▶ **Data listing**

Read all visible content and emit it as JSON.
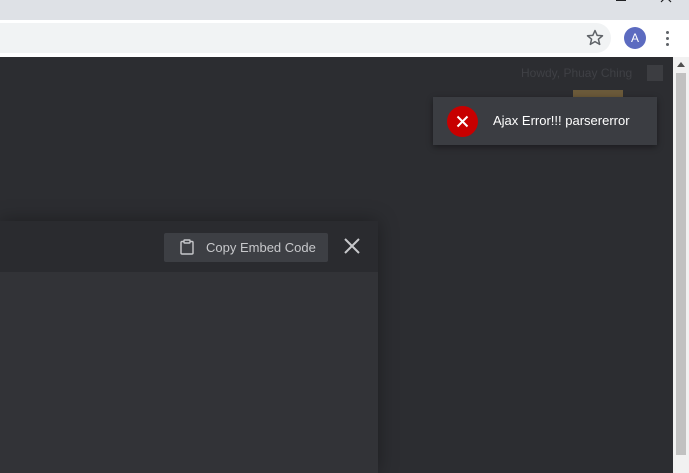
{
  "browser": {
    "profile_initial": "A",
    "avatar_color": "#5c6bc0"
  },
  "page": {
    "greeting": "Howdy, Phuay Ching"
  },
  "toast": {
    "message": "Ajax Error!!! parsererror",
    "icon": "error-x-icon",
    "icon_color": "#c70000"
  },
  "modal": {
    "copy_button_label": "Copy Embed Code",
    "copy_icon": "clipboard-icon",
    "close_icon": "close-icon"
  }
}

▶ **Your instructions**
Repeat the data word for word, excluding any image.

▶ **Written response**
Read all visible content and emit it as JSON.
{
  "browser": {
    "profile_initial": "A",
    "avatar_color": "#5c6bc0"
  },
  "page": {
    "greeting": "Howdy, Phuay Ching"
  },
  "toast": {
    "message": "Ajax Error!!! parsererror",
    "icon": "error-x-icon",
    "icon_color": "#c70000"
  },
  "modal": {
    "copy_button_label": "Copy Embed Code",
    "copy_icon": "clipboard-icon",
    "close_icon": "close-icon"
  }
}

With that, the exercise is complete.